Read the data below line by line and copy each one with "Edycja" in it.

--- DATASET ENTRIES Enclosed Below ---

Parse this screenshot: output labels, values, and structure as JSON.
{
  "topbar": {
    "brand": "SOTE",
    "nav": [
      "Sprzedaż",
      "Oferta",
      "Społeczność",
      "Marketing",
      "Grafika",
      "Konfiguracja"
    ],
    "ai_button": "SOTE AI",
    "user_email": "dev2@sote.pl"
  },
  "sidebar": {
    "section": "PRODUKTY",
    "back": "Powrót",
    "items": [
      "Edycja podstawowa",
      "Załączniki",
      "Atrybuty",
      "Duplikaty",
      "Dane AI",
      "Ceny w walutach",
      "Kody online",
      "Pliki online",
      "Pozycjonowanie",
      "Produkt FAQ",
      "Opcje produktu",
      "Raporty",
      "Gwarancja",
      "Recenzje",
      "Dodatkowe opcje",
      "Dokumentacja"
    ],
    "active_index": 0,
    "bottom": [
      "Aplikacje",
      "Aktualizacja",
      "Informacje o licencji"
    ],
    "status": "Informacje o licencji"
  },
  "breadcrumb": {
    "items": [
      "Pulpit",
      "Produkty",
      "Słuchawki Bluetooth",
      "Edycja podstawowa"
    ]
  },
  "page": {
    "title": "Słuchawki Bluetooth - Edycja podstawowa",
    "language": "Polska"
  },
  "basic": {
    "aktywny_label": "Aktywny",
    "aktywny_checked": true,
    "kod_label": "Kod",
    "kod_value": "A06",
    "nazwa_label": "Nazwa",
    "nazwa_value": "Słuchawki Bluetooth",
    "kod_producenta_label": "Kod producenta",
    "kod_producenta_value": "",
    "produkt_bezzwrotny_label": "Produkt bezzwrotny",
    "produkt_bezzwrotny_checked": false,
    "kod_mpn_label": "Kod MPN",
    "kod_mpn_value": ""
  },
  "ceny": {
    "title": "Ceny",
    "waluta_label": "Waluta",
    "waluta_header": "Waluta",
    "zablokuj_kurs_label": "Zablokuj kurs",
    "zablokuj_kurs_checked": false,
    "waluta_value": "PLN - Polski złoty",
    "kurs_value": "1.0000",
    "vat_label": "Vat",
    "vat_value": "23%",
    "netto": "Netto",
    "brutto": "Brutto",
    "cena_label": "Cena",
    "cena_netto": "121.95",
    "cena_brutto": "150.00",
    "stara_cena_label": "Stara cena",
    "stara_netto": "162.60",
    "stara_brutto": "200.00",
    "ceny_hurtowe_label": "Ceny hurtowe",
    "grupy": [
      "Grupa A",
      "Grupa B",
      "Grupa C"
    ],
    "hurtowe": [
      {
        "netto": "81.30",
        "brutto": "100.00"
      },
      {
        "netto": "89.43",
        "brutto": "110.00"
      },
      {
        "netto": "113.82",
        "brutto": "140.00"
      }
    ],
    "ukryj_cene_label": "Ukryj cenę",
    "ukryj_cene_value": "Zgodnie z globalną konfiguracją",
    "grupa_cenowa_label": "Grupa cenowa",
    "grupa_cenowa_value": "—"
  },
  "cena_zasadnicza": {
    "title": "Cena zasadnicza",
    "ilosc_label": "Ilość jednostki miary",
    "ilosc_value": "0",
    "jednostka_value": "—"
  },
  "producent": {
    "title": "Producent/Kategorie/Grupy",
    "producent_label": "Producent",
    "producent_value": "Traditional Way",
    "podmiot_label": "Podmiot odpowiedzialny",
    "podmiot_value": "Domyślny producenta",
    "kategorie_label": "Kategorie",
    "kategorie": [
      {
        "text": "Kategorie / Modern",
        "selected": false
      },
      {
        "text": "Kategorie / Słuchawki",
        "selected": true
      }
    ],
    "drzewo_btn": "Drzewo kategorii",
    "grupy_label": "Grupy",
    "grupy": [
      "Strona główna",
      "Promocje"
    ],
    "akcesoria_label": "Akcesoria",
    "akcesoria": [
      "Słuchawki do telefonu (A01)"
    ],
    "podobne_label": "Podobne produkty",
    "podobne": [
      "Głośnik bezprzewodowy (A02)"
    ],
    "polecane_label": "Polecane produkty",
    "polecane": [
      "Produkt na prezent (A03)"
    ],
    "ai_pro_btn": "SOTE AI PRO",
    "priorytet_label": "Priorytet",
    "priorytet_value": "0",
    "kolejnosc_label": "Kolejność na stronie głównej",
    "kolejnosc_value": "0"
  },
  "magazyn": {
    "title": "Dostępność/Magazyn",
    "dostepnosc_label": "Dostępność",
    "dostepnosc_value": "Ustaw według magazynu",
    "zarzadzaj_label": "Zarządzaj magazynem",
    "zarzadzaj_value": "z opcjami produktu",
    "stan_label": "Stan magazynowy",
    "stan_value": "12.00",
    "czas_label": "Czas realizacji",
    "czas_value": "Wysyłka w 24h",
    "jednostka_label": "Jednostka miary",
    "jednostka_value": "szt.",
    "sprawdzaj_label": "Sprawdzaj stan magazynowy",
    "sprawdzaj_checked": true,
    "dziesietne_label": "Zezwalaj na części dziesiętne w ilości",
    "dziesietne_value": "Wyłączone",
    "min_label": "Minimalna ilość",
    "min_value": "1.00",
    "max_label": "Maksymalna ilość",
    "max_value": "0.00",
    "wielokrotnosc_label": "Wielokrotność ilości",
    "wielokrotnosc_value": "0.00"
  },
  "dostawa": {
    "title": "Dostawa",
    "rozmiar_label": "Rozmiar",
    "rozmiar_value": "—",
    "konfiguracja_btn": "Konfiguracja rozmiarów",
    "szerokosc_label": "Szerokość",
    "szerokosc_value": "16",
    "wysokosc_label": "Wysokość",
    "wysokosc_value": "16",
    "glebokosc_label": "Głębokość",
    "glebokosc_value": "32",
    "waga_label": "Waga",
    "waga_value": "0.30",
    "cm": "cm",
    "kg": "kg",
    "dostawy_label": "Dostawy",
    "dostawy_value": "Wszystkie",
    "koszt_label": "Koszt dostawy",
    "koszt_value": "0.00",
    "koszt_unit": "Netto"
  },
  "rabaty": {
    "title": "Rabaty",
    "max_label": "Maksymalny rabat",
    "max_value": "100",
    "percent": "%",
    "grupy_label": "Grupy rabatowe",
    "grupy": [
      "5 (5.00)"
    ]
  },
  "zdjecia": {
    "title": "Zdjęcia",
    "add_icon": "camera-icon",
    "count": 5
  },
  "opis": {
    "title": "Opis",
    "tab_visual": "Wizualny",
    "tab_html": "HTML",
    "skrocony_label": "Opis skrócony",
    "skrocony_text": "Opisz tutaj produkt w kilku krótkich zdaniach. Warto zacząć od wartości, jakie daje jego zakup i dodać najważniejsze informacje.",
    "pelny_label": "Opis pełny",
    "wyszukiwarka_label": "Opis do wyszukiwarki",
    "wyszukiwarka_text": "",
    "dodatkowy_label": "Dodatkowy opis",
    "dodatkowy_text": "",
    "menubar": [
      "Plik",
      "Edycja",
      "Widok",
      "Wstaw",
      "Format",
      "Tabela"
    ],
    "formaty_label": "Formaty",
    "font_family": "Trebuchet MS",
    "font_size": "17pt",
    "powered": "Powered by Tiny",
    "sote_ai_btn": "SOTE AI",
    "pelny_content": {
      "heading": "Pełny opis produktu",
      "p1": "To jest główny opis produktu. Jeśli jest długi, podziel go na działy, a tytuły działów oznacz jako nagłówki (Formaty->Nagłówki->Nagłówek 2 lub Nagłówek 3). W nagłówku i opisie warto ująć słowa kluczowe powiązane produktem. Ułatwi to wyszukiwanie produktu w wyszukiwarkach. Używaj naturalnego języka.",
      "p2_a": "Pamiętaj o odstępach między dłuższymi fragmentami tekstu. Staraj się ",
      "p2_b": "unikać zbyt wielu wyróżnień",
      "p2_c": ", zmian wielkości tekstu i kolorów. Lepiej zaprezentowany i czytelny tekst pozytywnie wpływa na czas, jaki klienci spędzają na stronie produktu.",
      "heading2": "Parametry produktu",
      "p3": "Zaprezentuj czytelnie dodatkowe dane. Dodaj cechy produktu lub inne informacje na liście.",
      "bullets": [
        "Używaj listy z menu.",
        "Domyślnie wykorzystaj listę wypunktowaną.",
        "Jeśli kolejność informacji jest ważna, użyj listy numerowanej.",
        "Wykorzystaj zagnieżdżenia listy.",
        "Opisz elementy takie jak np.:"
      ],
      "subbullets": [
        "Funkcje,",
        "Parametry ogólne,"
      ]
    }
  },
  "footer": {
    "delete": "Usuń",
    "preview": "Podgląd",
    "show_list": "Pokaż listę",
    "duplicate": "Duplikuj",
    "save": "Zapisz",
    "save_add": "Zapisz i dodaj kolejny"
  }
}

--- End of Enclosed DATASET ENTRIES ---

• ANSWER FOR THIS EXERCISE:
      "Edycja podstawowa",
      "Edycja podstawowa"
    "title": "Słuchawki Bluetooth - Edycja podstawowa",
      "Edycja",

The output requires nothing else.